== INPUT RECORDS

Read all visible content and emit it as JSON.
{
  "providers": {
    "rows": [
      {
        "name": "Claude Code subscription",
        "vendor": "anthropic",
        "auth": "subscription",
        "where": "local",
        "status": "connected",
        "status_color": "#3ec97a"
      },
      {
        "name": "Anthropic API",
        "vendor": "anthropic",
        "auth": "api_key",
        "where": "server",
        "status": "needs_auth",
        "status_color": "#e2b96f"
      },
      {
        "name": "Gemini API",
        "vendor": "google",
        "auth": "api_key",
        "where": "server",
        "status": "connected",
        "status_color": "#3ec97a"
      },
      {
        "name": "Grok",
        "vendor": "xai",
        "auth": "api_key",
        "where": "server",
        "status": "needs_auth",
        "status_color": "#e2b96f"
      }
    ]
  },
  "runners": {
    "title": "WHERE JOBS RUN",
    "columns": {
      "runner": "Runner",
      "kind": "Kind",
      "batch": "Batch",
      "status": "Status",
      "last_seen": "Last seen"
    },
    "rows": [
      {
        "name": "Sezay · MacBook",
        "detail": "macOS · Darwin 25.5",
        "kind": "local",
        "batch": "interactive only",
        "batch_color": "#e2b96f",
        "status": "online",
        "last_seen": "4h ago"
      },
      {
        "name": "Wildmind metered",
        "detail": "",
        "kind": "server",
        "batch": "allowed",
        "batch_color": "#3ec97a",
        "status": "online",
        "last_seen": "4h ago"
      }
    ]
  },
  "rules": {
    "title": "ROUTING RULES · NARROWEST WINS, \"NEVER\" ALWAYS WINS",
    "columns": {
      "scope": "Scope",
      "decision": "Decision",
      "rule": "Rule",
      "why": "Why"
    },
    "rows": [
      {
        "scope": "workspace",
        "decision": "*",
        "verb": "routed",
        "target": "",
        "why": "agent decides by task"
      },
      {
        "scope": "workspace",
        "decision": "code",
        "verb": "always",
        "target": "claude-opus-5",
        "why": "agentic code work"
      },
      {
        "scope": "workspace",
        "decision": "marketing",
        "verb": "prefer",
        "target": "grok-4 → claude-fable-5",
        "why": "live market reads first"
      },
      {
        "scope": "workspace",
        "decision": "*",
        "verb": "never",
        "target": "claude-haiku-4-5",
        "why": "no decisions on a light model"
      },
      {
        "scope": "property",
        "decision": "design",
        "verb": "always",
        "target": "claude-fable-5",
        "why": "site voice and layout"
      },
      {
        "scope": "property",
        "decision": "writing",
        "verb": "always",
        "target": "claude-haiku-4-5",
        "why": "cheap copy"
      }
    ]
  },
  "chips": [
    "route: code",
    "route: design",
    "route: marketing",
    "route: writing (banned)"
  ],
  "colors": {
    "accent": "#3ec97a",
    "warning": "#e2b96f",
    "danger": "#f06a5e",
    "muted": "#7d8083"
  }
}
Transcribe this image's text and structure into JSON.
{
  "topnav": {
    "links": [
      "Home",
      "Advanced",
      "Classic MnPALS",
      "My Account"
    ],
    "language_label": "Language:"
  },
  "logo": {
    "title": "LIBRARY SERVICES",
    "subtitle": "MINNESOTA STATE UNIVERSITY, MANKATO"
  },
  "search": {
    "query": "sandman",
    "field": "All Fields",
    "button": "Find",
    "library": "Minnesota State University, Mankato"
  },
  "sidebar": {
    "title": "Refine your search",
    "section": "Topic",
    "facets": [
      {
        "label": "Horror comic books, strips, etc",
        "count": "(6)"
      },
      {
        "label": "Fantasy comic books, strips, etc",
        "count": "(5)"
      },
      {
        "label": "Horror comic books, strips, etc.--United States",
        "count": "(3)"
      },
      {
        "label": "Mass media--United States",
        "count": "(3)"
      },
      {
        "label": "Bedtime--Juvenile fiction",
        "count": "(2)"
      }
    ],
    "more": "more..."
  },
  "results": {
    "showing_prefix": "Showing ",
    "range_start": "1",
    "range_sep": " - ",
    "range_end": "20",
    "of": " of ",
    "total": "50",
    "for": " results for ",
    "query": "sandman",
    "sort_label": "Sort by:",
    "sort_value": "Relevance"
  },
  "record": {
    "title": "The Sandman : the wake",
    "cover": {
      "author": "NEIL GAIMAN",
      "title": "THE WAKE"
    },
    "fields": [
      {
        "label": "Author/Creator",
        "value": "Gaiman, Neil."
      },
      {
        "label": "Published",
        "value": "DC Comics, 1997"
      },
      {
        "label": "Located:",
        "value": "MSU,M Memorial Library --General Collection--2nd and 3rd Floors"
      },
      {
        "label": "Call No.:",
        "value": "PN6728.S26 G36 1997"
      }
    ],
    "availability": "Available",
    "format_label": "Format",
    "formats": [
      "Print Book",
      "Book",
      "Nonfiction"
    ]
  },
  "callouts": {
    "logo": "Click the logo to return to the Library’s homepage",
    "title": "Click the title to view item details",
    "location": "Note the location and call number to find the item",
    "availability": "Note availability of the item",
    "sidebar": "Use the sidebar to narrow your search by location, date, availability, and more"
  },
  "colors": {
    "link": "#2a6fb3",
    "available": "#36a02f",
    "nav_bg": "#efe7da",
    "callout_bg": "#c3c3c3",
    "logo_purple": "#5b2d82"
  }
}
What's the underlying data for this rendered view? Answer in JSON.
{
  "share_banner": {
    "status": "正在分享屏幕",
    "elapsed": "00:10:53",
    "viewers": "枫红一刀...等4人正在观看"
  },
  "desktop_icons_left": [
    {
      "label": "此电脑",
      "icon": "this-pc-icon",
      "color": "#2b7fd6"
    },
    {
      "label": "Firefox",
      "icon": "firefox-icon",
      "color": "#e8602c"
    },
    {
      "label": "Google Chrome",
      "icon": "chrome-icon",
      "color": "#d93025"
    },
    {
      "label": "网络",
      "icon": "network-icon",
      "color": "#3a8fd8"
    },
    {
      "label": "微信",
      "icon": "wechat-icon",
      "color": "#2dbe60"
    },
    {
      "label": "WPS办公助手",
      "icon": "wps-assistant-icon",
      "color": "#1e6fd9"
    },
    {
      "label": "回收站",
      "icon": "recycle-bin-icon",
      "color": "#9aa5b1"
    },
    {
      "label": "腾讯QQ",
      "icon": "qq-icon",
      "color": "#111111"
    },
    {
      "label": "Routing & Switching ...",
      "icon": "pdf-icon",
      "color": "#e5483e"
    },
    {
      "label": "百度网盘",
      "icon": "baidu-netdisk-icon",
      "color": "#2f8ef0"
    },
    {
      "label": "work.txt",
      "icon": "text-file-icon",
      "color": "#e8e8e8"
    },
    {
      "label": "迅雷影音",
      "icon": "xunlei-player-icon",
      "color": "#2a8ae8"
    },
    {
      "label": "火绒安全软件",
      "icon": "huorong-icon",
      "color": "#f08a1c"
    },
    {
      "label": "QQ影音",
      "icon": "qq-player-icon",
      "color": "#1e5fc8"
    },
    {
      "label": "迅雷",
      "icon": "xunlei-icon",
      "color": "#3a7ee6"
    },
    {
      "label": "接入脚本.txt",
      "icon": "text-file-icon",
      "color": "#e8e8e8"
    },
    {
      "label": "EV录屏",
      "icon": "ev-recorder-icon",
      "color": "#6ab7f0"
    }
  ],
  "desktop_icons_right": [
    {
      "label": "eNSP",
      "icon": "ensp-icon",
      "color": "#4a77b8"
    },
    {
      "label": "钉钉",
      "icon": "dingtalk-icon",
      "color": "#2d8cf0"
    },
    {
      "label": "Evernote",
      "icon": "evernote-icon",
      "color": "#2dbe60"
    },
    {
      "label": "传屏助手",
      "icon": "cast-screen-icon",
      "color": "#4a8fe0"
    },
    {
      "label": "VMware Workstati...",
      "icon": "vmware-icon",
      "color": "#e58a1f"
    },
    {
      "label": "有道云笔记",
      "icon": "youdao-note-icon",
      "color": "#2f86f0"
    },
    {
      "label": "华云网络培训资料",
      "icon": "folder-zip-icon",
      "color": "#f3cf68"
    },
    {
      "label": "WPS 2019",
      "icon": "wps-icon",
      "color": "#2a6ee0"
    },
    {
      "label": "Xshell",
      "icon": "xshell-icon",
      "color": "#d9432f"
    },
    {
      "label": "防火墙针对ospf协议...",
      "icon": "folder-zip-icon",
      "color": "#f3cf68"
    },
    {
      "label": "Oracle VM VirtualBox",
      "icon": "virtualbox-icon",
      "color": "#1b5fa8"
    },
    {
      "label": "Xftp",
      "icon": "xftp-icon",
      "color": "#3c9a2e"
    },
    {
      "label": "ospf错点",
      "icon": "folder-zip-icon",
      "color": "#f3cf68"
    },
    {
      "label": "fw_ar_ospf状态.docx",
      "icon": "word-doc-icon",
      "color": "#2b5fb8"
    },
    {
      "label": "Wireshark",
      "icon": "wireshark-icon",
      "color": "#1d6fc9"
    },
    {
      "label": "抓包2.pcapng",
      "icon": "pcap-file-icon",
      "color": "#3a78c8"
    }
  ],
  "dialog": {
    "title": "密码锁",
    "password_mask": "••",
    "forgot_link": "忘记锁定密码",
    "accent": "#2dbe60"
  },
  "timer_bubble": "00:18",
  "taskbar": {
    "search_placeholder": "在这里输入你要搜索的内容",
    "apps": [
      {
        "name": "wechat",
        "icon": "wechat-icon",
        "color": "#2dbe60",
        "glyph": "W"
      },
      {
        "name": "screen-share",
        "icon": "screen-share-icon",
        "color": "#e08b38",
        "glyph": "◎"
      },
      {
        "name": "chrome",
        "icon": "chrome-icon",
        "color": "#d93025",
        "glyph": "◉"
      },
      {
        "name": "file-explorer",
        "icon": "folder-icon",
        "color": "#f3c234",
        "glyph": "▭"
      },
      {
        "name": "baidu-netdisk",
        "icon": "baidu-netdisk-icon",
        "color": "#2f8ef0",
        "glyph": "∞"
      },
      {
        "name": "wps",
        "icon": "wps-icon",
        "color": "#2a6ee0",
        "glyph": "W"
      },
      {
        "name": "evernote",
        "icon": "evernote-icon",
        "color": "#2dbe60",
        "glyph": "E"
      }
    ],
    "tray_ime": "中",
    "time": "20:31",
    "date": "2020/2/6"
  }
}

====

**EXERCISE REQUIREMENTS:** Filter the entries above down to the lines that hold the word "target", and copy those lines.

**OUTPUT OF THE TASK:**
        "target": "",
        "target": "claude-opus-5",
        "target": "grok-4 → claude-fable-5",
        "target": "claude-haiku-4-5",
        "target": "claude-fable-5",
        "target": "claude-haiku-4-5",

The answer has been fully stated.